Certain narratives are invented to avoid hard work and take painful decisions. The book briefly discusses a few of them.
Certain narratives are invented to avoid hard work and take painful decisions. The book briefly discusses a few of them. Propaganda and gimmickry may fool some of the people in passing but have never been an alternative for sustained efforts to improve the reality that alone determines “image”— at home and abroad. A few illustrations in the book explain how our image has been superficially influenced by our relations with the US. No one has ever denied the pivotal role of (good) education. But despite the culpability of our predatory elite, it holds the illiterate masses responsible for ills of the society which is outright hypocrisy.
Read more: Spy Chronicles: A one-sided narrative
And of course, all governments believe that a positive projection in the media could spare them the grind of good governance. I was trained in the art of hardnosed and coldblooded assessments. One of them, however, comes back to haunt me every now and then. Dared by the BBC to give my views on the Abbottabad raid in which Osama bin Laden was killed, I did so on the 3rd of May 2011.
The principle I applied was that if I were in the decision-makers’ shoes, how I would have acted. Details are in the book that has not amused many of my former colleagues. And I keep wondering: if some other former DG ISIs or Army Chiefs can give their opinion that is not in sync with the official view; why can’t I? It is essentially a personal account and therefore dotted with anecdotes that I witnessed or in which I was involved. That should give the narrative credibility, but may also taint it as subjective.
And therefore this book is not meant to be an “apologia” for our policies but only a possible explanation of what happens when we drift with the tide. Indeed, a better option is not only available but has also been often suggested: “create an inclusive national security structure; forge the minimum essential consensus; and then muster the courage to follow through”. If even the Military itself being the sponsor could not implement the concept in its letter and spirit, perhaps muddling through —as long as it is done well — may not be too bad a policy.

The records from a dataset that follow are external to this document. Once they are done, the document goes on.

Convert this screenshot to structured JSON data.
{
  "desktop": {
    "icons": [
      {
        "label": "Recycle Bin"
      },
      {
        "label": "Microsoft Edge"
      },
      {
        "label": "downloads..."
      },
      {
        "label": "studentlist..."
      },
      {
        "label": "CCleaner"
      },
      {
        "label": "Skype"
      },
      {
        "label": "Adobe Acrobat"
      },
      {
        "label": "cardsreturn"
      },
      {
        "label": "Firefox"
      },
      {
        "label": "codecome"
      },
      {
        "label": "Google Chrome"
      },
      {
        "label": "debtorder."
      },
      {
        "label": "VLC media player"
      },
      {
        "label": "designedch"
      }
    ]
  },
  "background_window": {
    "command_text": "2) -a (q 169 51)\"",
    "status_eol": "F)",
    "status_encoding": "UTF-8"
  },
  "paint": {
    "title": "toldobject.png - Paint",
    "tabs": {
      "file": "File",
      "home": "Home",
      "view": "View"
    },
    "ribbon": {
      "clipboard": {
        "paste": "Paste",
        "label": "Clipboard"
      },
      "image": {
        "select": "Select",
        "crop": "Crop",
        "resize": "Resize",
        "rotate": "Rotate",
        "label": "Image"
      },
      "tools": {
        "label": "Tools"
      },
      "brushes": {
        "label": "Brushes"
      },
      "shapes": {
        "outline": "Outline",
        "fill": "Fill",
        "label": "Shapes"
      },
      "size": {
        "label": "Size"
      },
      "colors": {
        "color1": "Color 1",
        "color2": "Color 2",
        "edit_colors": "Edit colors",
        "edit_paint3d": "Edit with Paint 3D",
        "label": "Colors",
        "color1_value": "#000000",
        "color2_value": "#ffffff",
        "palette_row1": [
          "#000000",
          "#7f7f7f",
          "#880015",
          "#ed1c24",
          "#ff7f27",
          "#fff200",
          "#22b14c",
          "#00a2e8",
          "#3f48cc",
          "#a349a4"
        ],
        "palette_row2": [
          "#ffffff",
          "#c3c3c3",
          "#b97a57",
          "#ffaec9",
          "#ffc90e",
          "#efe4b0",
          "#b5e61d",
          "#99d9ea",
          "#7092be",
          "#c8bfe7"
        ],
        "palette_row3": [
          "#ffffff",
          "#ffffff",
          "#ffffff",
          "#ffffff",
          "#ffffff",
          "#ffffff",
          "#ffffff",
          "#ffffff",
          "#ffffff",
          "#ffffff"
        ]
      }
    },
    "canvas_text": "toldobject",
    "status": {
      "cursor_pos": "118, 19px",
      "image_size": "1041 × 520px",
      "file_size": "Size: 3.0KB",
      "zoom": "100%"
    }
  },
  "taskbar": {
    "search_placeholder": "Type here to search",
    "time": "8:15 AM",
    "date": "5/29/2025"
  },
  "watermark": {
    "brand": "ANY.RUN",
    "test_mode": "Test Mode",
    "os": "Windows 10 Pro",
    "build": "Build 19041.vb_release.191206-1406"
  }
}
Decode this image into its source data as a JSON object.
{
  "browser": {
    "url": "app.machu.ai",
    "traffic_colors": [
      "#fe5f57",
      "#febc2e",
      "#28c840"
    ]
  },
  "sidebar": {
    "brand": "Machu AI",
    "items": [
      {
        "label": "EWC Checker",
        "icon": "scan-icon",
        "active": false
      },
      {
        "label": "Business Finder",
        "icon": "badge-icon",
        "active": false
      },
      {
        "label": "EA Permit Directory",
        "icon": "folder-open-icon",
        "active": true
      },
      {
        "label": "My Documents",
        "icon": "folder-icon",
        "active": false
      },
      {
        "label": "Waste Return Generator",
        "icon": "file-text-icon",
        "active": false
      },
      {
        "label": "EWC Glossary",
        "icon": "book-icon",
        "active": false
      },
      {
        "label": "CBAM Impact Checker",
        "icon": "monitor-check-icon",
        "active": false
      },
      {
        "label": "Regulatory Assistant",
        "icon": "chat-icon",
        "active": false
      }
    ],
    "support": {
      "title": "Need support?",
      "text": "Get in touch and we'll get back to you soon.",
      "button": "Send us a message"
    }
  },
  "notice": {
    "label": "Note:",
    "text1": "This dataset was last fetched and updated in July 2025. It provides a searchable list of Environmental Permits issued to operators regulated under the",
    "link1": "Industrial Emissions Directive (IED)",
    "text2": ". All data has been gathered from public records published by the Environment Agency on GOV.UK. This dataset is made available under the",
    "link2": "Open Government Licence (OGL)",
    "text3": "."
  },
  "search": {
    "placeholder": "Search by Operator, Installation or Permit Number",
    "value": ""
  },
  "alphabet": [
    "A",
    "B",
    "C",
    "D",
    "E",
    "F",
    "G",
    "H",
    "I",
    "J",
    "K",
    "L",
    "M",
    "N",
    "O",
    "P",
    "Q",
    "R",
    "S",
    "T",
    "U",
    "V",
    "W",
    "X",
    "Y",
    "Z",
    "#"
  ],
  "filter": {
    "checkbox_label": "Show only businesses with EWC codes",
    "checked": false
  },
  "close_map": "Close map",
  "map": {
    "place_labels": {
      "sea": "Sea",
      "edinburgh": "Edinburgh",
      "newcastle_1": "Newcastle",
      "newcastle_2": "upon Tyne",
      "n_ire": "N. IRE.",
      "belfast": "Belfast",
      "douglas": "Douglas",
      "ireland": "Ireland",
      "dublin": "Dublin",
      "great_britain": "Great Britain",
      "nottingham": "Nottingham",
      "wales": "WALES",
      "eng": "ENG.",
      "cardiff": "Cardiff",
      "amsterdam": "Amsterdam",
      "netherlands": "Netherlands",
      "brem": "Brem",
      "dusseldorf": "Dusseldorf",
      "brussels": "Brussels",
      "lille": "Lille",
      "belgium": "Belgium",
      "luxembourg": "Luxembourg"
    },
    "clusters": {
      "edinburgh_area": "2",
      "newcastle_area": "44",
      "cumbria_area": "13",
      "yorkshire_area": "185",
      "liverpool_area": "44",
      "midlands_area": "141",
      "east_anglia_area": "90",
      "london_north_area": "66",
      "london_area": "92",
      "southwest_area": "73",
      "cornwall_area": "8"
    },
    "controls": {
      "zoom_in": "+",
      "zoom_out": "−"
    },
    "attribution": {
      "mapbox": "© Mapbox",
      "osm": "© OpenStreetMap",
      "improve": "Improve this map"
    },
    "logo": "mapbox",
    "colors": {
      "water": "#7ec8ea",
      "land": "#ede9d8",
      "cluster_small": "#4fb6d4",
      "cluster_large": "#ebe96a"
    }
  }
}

Asad Durrani is a retired Lt Gen who headed the MI and then the ISI in the late 1980s/ early 1990s. He also served as Pakistan’s ambassador to Germany and Saudi Arabia. The views expressed in this article are author’s own and do not necessarily reflect the editorial policy of Global Village Space.